By Kristen V. Brown, San Francisco Chronicle staff writer:
Photo by Eric Vidal, Associated Press
Irish Prime Minister Enda Kenny shakes hands with a protocol official at the European Council building in Brussels, Tuesday, May 27, 2014. European Union leaders on Tuesday sought a way to bounce back from the weekend’s landmark elections that saw a partly hostile and largely apathetic public question their project of closer cooperation as never before. (AP Photo/Eric Vidal)
On a trip last week to California, Irish Prime Minister Enda Kenny made the rounds at companies like Google and Facebook, Silicon Valley darlings whose Irish operations have been a boon to Dublin’s growing tech scene.
But he also dropped by New Relic, a small software analytics firm that just opened a Dublin office this year.

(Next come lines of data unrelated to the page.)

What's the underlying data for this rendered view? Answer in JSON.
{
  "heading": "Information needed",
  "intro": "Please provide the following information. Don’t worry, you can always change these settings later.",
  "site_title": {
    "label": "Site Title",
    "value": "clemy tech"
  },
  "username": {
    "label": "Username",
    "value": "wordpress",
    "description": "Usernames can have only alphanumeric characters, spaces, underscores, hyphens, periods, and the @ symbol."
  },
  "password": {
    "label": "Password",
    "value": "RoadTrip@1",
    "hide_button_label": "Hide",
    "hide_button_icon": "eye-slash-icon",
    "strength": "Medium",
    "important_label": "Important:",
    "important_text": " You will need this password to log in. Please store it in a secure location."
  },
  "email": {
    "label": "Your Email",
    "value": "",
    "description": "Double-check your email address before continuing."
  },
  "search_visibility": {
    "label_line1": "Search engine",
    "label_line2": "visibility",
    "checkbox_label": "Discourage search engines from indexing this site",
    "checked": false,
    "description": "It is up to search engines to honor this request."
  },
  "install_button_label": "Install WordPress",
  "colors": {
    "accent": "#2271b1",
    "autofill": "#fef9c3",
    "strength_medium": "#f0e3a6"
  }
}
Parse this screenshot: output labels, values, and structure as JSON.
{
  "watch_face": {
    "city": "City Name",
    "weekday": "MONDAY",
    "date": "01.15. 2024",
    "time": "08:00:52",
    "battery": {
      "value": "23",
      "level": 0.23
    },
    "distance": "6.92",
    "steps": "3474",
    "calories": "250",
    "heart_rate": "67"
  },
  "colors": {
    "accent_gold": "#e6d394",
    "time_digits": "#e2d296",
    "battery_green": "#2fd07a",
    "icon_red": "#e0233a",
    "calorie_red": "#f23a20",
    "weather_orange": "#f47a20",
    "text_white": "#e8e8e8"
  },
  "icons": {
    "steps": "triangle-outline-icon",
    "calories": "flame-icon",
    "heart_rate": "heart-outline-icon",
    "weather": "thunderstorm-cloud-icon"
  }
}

Kenny was on a three-day trade trip to woo tech companies – and Ireland is looking to import startups alongside tech giants.
“This is the newest and smallest company I’ve come to see here in San Francisco,” the prime minister told employees at New Relic, who raised a glass of whiskey in honor of Kenny’s visit. “I like to think that what you’re doing here will be replicated in Ireland.”
Three years ago Ireland began targeting startups, said Barry O’Leary, the chief of Ireland’s Industrial Development Authority, an arm of the Irish government that handles direct foreign investment.
Ireland wanted to add to its tech economy companies that had only raised a few rounds of funding, businesses like New Relic, which is growing quickly but still relatively small with less than 500 employees in the U.S. and about $214 million in funding.
Companies based on the West Coast presently employ about 36,000 people in Ireland. The country’s low corporate tax rate has helped turn it into what is likely Europe’s most bustling tech hub, despite the country’s economic woes.
The Grand Canal Docks, an upscale Dublin business district where Google and Facebook have set up home, has earned the nickname Silicon Docks. LinkedIn, PayPal, Amazon, Twitter, Zendesk and Dropbox all have Irish offices.
Kelly told the crowd at New Relic that 40 percent of new jobs created last year in Ireland were at companies less than five years old.
The IDA tries to lure young, new companies in part by providing detailed guidance on how to open an international office.
As Patrick Moran, New Relic’s chief marketing officer, put it, “the IDA helped us navigate every step of the way.”
The company currently has about 25 employees in Dublin, but expects that number will double by the end of the year. Having a European office, Moran said, has made it easier to do business with European customers. And Dublin has a pool of quality talent to draw from, as well as being “hip” and “fun.”
Startups, said O’Leary, are a necessary part of developing a complete tech ecosystem in Ireland. Attracting new, fast-growing companies like New Relic could give Ireland an early-in on the Googles and Facebooks of tomorrow.
“To build a critical mass,” he said, “We need to bring in companies that can help support our indigenous companies.”